As we learn from Rava (Babylonian Rabbi (c. 280 – 352 CE)), close relationships are foundational to our very existence. (Ta’anit 23a) Even online, Jewish camp creates extraordinary relationships that truly last year-round and lifelong. 

An intern at Summer Excelerator, part of the New York Teen Initiative.

Update from Susan Wachsstock, Chief Program Officer, The Jewish Education Project

Cause a little bit of summer is what the whole year is about.  – John Mayer

The notion of living 10 months for 2 months (10 for 2) is ingrained in the camping movement. But it is also a critical frame for Jewish teen education and engagement. While our youth serving organizations work tirelessly all year to empower teens and provide them with meaningful evening and weekend opportunities, the pinnacle of the year is often the teen summer experience (including Israel experiences, other travel programs, and immersive leadership trainings) This spring, the teen landscape pivoted to empower teens to create their own virtual experiences (see BBYO Ondemand, USYfi Summer, Global NCSY, and NFTY Virtual Programming for example) and sought to provide social and emotional outlets for a generation missing out on core life moments – graduations, proms, etc. and this summer. The creativity and dedication demonstrated by youth professionals together with their teens this spring was amplified in a summer when teens sought connection, meaning, and Jewish opportunities. Internships emerged (virtually), volunteer programming sprouted, and teens became self-starters launching businesses, backyard camps or online programs.  

So, what is the state of teen education and engagement? Zoomed out for sure. A desperation for social connection matched with somewhat understandable impatience regarding the situation has emerged with COVID parties and other gatherings. Certainly this raises concerns for the new school year. But at the same time, teens launched service and advocacy programs, actively engaged in efforts to end racism and helped homebound elderly technologically connect to the outside world. They are leaning on each other and using unexpected available time (they also are not on travel programs or at camp) to engage in professional learning. This will be a fall without regional gatherings or traditionally scheduled in person programs, but the teen landscape will continue to innovate to respond to the teens own ideas and needs.

College Students
Update from Rabbi Ben Berger, Vice President of Jewish Education, Hillel International 
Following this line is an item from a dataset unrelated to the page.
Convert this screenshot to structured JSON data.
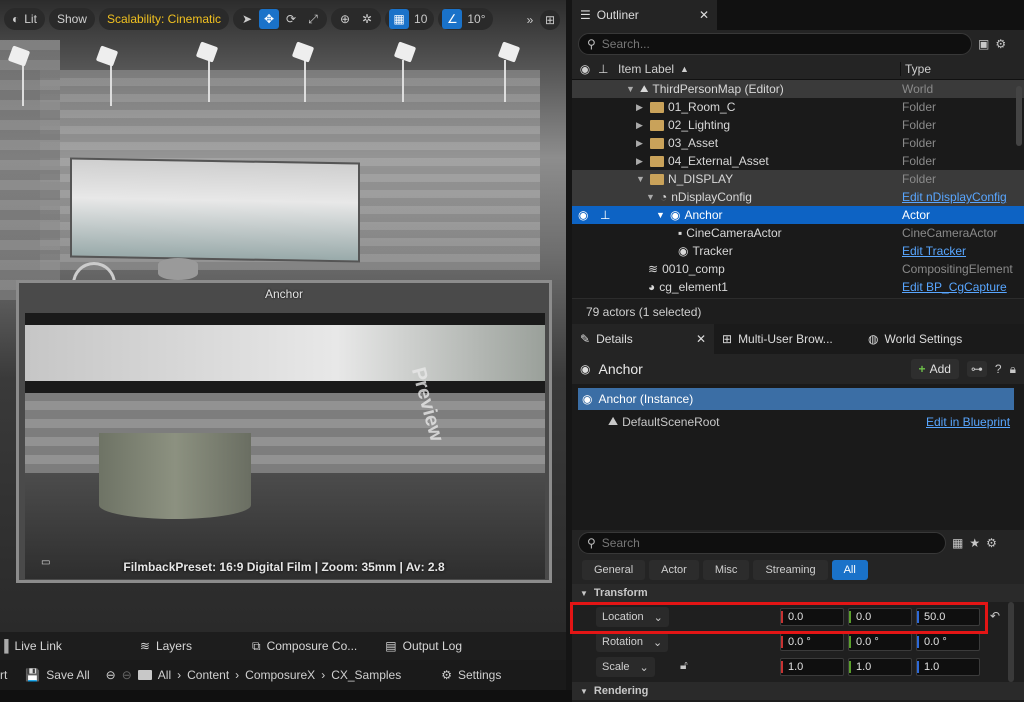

To Be Seen

For Hillel, summer is a time or reflection, recuperation, and readying for the year ahead. Despite the obvious challenges of this summer, Hillel remained steadfast in delivering content rooted in our core values. Our Hillel U suite of learning opportunities reached nearly 500 new and continuing professionals. Besides providing content and skill enrichment for those professionals, we model ways they can engage and educate their students year-round. 

The word Re’eh that begins the Torah portion we’ll read this week is often translated as “behold” for poetic effect. The commentator Ibn Ezra reminds us of its true meaning: Moshe saw every individual. Our strategy and tactics point to one clal gadol: learning in this digital age requires a deep commitment to seeing each student. While perhaps cliche, the memeI feel seen has even deeper resonance in Covid times where technology is the primary platform for social interaction, which risks leaving us feeling isolated and anonymous. Indeed, college students who are juggling multiple emotions, are among the most at risk of feeling “unseen.”

Allowing students to feel seen is the animating principle of what we do. Here are 5 ways we create that experience for participants. 1. Prioritizing small groups and cohorts that are ongoing rather than large events, making virtual platforms a space for content delivery and relationship development. 2. We send packages that not only surprise and delight recipients, but that are also closely linked to our learning goals. 3. We connect students to an educator to serve as teacher and mentor; an essential connection under these circumstances. 4. We facilitate learning beyond the screen: walking chevrutas, solo meditation, journaling, etc. 5. We focus on the Torah that has maintained us through generations, recognizing that it remains relevant in the most challenging times.